Every record should be copied exactly, and the images omitted.

===============

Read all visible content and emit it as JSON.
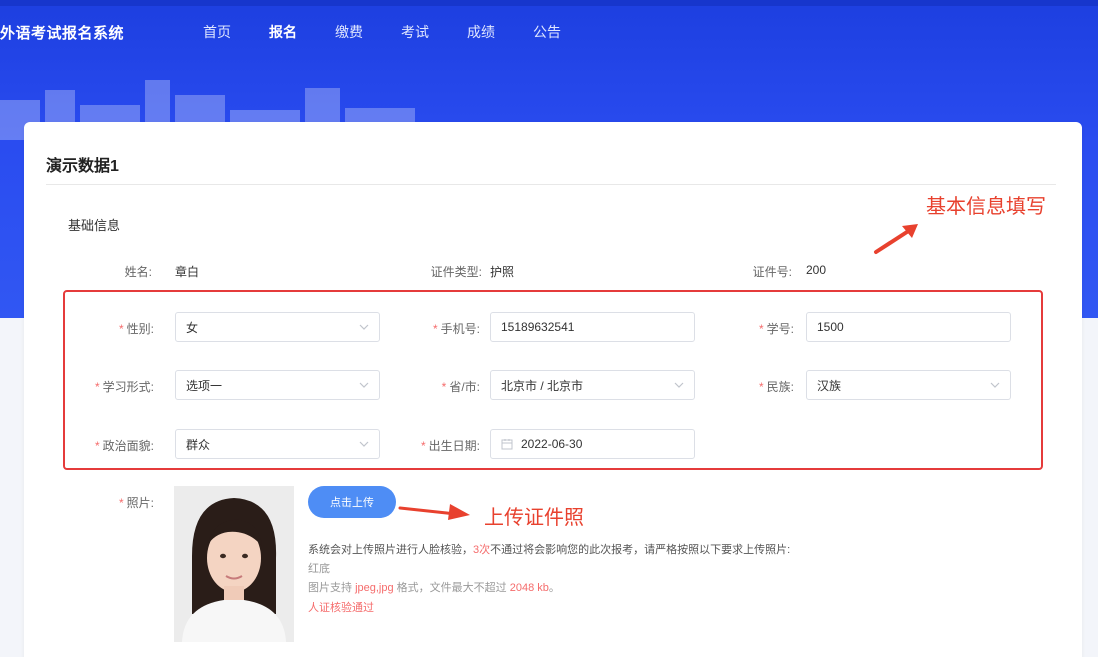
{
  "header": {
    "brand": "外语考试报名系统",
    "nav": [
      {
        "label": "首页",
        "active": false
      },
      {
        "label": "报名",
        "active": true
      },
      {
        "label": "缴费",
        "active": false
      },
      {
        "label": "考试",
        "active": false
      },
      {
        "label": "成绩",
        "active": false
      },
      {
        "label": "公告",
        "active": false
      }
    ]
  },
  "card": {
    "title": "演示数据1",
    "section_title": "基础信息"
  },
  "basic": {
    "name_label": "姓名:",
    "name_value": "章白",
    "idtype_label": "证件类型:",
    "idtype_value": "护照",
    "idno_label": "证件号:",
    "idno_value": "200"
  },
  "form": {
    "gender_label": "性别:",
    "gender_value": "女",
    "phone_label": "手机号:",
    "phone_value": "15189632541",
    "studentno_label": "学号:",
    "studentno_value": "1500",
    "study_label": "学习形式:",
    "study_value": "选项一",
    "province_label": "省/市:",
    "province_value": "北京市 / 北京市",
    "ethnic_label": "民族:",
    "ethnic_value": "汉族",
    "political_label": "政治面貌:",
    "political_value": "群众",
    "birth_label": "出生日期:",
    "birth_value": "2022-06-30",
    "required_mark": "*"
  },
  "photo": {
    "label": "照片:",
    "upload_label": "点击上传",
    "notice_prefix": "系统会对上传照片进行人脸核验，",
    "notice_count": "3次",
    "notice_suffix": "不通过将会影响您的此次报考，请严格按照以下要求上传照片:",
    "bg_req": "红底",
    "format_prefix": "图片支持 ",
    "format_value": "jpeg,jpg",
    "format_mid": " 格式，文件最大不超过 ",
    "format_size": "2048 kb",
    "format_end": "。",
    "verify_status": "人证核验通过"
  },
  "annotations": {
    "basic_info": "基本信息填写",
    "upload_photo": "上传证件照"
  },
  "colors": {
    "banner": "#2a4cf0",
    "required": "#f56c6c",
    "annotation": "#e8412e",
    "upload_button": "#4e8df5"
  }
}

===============

Output for this task —
Read all visible content and emit it as JSON.
{
  "header": {
    "brand": "外语考试报名系统",
    "nav": [
      {
        "label": "首页",
        "active": false
      },
      {
        "label": "报名",
        "active": true
      },
      {
        "label": "缴费",
        "active": false
      },
      {
        "label": "考试",
        "active": false
      },
      {
        "label": "成绩",
        "active": false
      },
      {
        "label": "公告",
        "active": false
      }
    ]
  },
  "card": {
    "title": "演示数据1",
    "section_title": "基础信息"
  },
  "basic": {
    "name_label": "姓名:",
    "name_value": "章白",
    "idtype_label": "证件类型:",
    "idtype_value": "护照",
    "idno_label": "证件号:",
    "idno_value": "200"
  },
  "form": {
    "gender_label": "性别:",
    "gender_value": "女",
    "phone_label": "手机号:",
    "phone_value": "15189632541",
    "studentno_label": "学号:",
    "studentno_value": "1500",
    "study_label": "学习形式:",
    "study_value": "选项一",
    "province_label": "省/市:",
    "province_value": "北京市 / 北京市",
    "ethnic_label": "民族:",
    "ethnic_value": "汉族",
    "political_label": "政治面貌:",
    "political_value": "群众",
    "birth_label": "出生日期:",
    "birth_value": "2022-06-30",
    "required_mark": "*"
  },
  "photo": {
    "label": "照片:",
    "upload_label": "点击上传",
    "notice_prefix": "系统会对上传照片进行人脸核验，",
    "notice_count": "3次",
    "notice_suffix": "不通过将会影响您的此次报考，请严格按照以下要求上传照片:",
    "bg_req": "红底",
    "format_prefix": "图片支持 ",
    "format_value": "jpeg,jpg",
    "format_mid": " 格式，文件最大不超过 ",
    "format_size": "2048 kb",
    "format_end": "。",
    "verify_status": "人证核验通过"
  },
  "annotations": {
    "basic_info": "基本信息填写",
    "upload_photo": "上传证件照"
  },
  "colors": {
    "banner": "#2a4cf0",
    "required": "#f56c6c",
    "annotation": "#e8412e",
    "upload_button": "#4e8df5"
  }
}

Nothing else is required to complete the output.